The attack is usually related to the segregation of specific elements or the formation of a compound in the boundary. Corrosion then occurs by preferential attack on the grain-boundary phase, or in a zone adjacent to it that has lost an element necessary for adequate corrosion resistance – thus making the grain boundary zone anodic relative to the remainder of the surface. The attack usually progresses along a narrow path along the grain boundary and, in a severe case of grain-boundary corrosion, entire grains may be dislodged due to complete deterioration of their boundaries. In any case the mechanical properties of the structure will be seriously affected.

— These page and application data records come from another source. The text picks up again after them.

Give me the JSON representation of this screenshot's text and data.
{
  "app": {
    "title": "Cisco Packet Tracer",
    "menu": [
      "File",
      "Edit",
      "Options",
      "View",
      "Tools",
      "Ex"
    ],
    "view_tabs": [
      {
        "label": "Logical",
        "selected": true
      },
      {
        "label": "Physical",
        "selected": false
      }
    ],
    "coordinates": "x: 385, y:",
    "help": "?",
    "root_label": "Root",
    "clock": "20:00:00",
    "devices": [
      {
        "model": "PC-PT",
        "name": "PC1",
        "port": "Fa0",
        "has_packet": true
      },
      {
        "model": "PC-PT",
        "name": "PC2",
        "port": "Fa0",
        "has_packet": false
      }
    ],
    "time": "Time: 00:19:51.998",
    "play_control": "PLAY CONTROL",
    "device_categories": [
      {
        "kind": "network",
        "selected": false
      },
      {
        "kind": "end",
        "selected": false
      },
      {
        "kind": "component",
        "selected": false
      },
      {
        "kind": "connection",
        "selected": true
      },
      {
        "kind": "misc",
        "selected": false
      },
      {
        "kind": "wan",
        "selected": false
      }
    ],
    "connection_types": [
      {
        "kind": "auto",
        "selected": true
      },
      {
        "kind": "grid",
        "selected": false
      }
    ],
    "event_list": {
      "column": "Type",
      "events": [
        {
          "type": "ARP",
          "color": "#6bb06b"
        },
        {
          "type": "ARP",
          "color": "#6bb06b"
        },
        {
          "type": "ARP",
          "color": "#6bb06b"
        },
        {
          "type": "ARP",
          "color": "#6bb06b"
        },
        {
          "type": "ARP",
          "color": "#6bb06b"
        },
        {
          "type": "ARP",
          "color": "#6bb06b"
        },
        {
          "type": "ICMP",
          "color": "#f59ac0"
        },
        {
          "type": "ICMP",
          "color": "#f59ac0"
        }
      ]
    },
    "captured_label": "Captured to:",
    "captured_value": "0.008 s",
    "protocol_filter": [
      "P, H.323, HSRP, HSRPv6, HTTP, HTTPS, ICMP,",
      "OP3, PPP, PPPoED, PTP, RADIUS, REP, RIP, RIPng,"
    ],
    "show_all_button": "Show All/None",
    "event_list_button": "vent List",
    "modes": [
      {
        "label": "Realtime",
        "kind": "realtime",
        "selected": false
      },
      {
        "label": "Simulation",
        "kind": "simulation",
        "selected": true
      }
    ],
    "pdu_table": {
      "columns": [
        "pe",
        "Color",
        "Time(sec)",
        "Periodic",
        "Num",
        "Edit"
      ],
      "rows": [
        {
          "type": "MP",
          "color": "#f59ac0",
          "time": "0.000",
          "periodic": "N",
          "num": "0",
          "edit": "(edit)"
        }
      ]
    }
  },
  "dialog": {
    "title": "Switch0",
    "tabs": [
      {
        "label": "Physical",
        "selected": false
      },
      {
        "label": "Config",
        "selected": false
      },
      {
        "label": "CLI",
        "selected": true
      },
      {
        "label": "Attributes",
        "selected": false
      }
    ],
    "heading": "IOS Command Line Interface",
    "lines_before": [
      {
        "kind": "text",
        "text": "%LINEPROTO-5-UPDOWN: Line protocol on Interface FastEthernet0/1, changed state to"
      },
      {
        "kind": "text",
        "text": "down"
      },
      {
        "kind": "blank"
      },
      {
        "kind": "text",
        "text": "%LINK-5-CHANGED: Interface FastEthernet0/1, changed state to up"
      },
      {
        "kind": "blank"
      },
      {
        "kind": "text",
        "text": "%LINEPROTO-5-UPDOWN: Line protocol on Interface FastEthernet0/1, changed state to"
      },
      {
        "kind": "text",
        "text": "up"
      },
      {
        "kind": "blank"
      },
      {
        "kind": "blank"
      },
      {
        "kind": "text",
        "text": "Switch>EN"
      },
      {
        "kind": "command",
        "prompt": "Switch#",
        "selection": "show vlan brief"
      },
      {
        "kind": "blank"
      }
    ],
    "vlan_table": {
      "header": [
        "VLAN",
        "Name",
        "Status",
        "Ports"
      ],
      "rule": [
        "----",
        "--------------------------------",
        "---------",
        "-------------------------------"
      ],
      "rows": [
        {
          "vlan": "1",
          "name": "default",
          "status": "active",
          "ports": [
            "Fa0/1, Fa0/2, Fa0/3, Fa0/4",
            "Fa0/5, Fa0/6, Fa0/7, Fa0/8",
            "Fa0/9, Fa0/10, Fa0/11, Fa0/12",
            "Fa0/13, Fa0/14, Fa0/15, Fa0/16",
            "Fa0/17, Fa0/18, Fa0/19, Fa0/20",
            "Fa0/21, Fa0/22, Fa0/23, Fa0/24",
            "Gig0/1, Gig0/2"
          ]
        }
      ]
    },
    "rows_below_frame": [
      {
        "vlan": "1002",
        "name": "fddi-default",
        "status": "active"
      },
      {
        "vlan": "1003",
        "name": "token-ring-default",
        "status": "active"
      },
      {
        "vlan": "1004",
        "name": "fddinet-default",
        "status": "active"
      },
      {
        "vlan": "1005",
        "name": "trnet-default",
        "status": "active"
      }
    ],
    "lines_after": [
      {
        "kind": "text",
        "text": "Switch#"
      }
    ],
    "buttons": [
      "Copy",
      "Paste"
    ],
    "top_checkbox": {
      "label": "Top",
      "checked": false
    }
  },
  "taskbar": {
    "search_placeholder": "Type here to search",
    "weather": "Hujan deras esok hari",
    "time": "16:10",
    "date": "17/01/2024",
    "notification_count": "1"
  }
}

A classic example is the sensitization of stainless steel or weld decay. Chromium-rich grain boundary precipitates lead to a local depletion of Cr immediately adjacent to these precipitates, leaving these areas vulnerable to corrosive attack in certain electrolytes. Reheating a welded component during multi-pass welding is a common cause of this problem. In austenitic stainless steel, titanium or niobium can react with carbon to form carbides in the heat affected zone (HAZ) causing a specific type of intergranular corrosion known as knife-line attack. These carbides build up next to the weld bead where they cannot diffuse due to rapid cooling of the weld metal. The problem of knife-line attack can be corrected by reheating the welded metal to allow diffusion to occur.
Many aluminum base alloys are susceptible to intergranular corrosion on account of either phases anodic to aluminum being present along grain boundaries or due to depleted zones of copper adjacent to grain boundaries in copper-containing alloys.Alloys that have been extruded or otherwise worked heavily, with a microstructure of elongated, flattened grains, are particularly prone to this damage.
“Intergranular” or ‘intercrystalline” means between grains or crystals. As the name suggests, this is a form of corrosive attack that progresses preferentially along interdendritic paths (the grain bourdaries). Positive identification of this type of corrosion usually requires microstructure examination under a microscopy although sometimes it is visually recognizable as in the case of weld decay.
The photos above show the microstructure of a type 304 stainless steel. The figure on the left is the normalized microstructure and the one on the right is the “sensitized” structure and is susceptible to intergranular corrosion or intergranular stress corrosion cracking.
What causes intergranular corrosion?
This type of attack results from local differences in composition, such as coring commonly encountered in alloy castings. Grain boundary precipitation, notably chromium carbides in stainless steels, is a well recognized and accepted mechanism of intergranular corrosion. The precipitation of chromium carbides consumed the alloying element – chromium from a narrow band along the grain boundary and this makes the zone anodic to the unaffected grains. The chromium depleted zone becomes the preferential path for corrosion attack or crack propagation if under tensile stress.
Intermetallics segregation at grain boundaries in aluminum alloys also causes intergranular corrosion but with a different name – “exfoliation”.
How to prevent intergranular corrosion?
Intergranular corrosion can be prevented through:
- Use low carbon (e.g. stainless steel 304, stainless steel 304L, stainless steel 316L) grade of stainless steel tube
- Use stabilized grades alloyed with titanium (for example type 321) or niobium (for example type 347). Titanium and niobium are strong carbide- formers. They react with the carbon to form the corresponding carbides thereby preventing chromium depletion.
- Use post-weld heat treatment.
Source: Zhejiang Yaang Pipe Industry Co., Limited (www.yaang.com)